*** MATERIAL FOR THIS EXERCISE Section Begins ***
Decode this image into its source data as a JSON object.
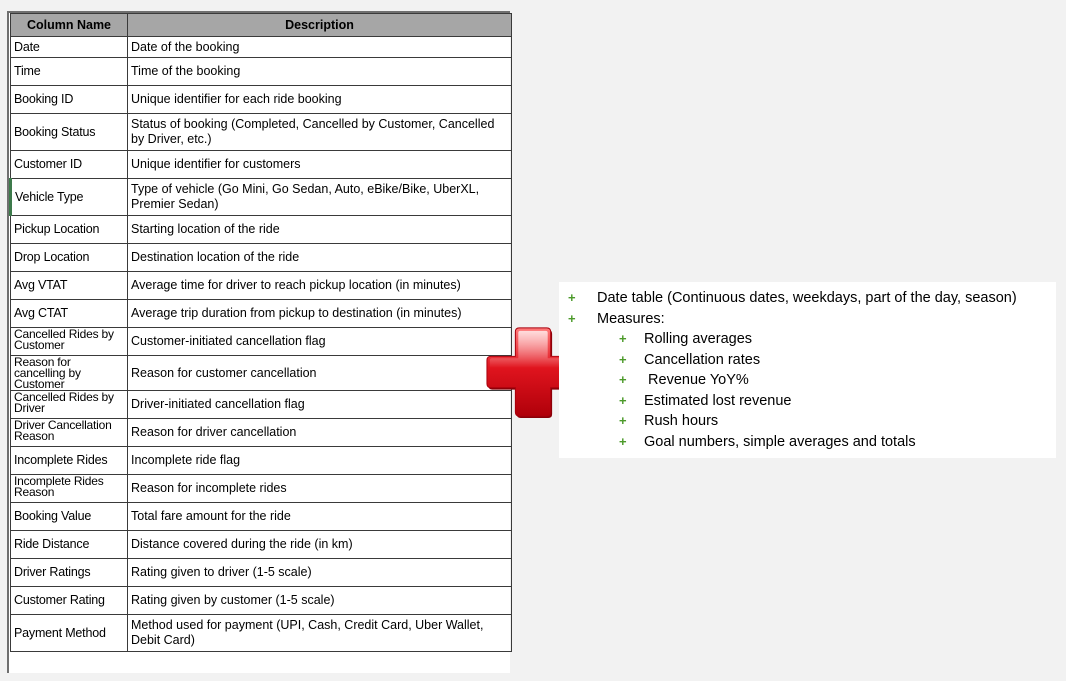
{
  "table": {
    "headers": {
      "column_name": "Column Name",
      "description": "Description"
    },
    "rows": [
      {
        "name": "Date",
        "desc": "Date of the booking"
      },
      {
        "name": "Time",
        "desc": "Time of the booking"
      },
      {
        "name": "Booking ID",
        "desc": "Unique identifier for each ride booking"
      },
      {
        "name": "Booking Status",
        "desc": "Status of booking (Completed, Cancelled by Customer, Cancelled by Driver, etc.)"
      },
      {
        "name": "Customer ID",
        "desc": "Unique identifier for customers"
      },
      {
        "name": "Vehicle Type",
        "desc": "Type of vehicle (Go Mini, Go Sedan, Auto, eBike/Bike, UberXL, Premier Sedan)"
      },
      {
        "name": "Pickup Location",
        "desc": "Starting location of the ride"
      },
      {
        "name": "Drop Location",
        "desc": "Destination location of the ride"
      },
      {
        "name": "Avg VTAT",
        "desc": "Average time for driver to reach pickup location (in minutes)"
      },
      {
        "name": "Avg CTAT",
        "desc": "Average trip duration from pickup to destination (in minutes)"
      },
      {
        "name": "Cancelled Rides by Customer",
        "desc": "Customer-initiated cancellation flag"
      },
      {
        "name": "Reason for cancelling by Customer",
        "desc": "Reason for customer cancellation"
      },
      {
        "name": "Cancelled Rides by Driver",
        "desc": "Driver-initiated cancellation flag"
      },
      {
        "name": "Driver Cancellation Reason",
        "desc": "Reason for driver cancellation"
      },
      {
        "name": "Incomplete Rides",
        "desc": "Incomplete ride flag"
      },
      {
        "name": "Incomplete Rides Reason",
        "desc": "Reason for incomplete rides"
      },
      {
        "name": "Booking Value",
        "desc": "Total fare amount for the ride"
      },
      {
        "name": "Ride Distance",
        "desc": "Distance covered during the ride (in km)"
      },
      {
        "name": "Driver Ratings",
        "desc": "Rating given to driver (1-5 scale)"
      },
      {
        "name": "Customer Rating",
        "desc": "Rating given by customer (1-5 scale)"
      },
      {
        "name": "Payment Method",
        "desc": "Method used for payment (UPI, Cash, Credit Card, Uber Wallet, Debit Card)"
      }
    ]
  },
  "plus_graphic": {
    "icon": "red-plus-icon",
    "color": "#e0141e"
  },
  "notes": {
    "bullet_glyph": "+",
    "bullet_color": "#4c9a2a",
    "items": [
      {
        "text": "Date table (Continuous dates, weekdays, part of the day, season)",
        "level": 1
      },
      {
        "text": "Measures:",
        "level": 1
      },
      {
        "text": "Rolling averages",
        "level": 2
      },
      {
        "text": "Cancellation rates",
        "level": 2
      },
      {
        "text": " Revenue YoY%",
        "level": 2
      },
      {
        "text": "Estimated lost revenue",
        "level": 2
      },
      {
        "text": "Rush hours",
        "level": 2
      },
      {
        "text": "Goal numbers, simple averages and totals",
        "level": 2
      }
    ]
  }
}
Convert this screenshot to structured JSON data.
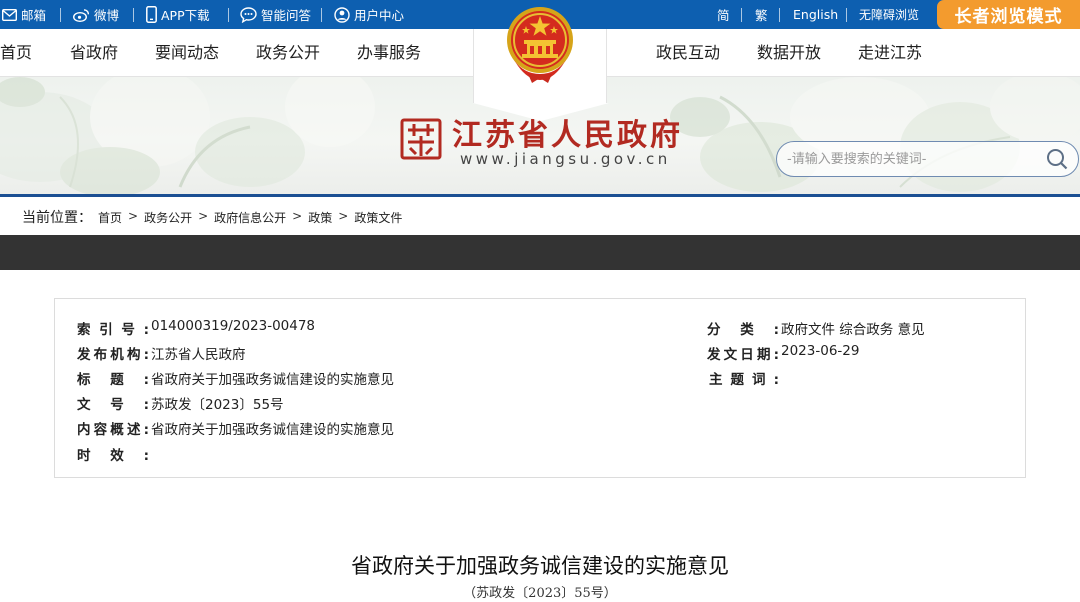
{
  "topbar": {
    "mail": "邮箱",
    "weibo": "微博",
    "app": "APP下载",
    "qa": "智能问答",
    "user_center": "用户中心",
    "simplified": "简",
    "traditional": "繁",
    "english": "English",
    "accessibility": "无障碍浏览",
    "elder_mode": "长者浏览模式"
  },
  "nav": {
    "left": [
      "首页",
      "省政府",
      "要闻动态",
      "政务公开",
      "办事服务"
    ],
    "right": [
      "政民互动",
      "数据开放",
      "走进江苏"
    ]
  },
  "header": {
    "site_name": "江苏省人民政府",
    "site_url": "www.jiangsu.gov.cn"
  },
  "search": {
    "placeholder": "-请输入要搜索的关键词-"
  },
  "breadcrumb": {
    "label": "当前位置：",
    "items": [
      "首页",
      "政务公开",
      "政府信息公开",
      "政策",
      "政策文件"
    ]
  },
  "meta": {
    "index_no_key": "索引号:",
    "index_no": "014000319/2023-00478",
    "category_key": "分类:",
    "category": "政府文件 综合政务 意见",
    "issuer_key": "发布机构:",
    "issuer": "江苏省人民政府",
    "date_key": "发文日期:",
    "date": "2023-06-29",
    "title_key": "标题:",
    "title": "省政府关于加强政务诚信建设的实施意见",
    "keywords_key": "主题词:",
    "keywords": "",
    "doc_no_key": "文号:",
    "doc_no": "苏政发〔2023〕55号",
    "summary_key": "内容概述:",
    "summary": "省政府关于加强政务诚信建设的实施意见",
    "validity_key": "时效:",
    "validity": ""
  },
  "document": {
    "title": "省政府关于加强政务诚信建设的实施意见",
    "subtitle": "（苏政发〔2023〕55号）"
  },
  "colors": {
    "topbar": "#0d5fb0",
    "elder_button": "#f39b2e",
    "site_name": "#b22a21",
    "banner_rule": "#1b4f93",
    "dark_strip": "#333333"
  }
}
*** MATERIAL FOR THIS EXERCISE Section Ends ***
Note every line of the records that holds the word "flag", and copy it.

        "desc": "Customer-initiated cancellation flag"
        "desc": "Driver-initiated cancellation flag"
        "desc": "Incomplete ride flag"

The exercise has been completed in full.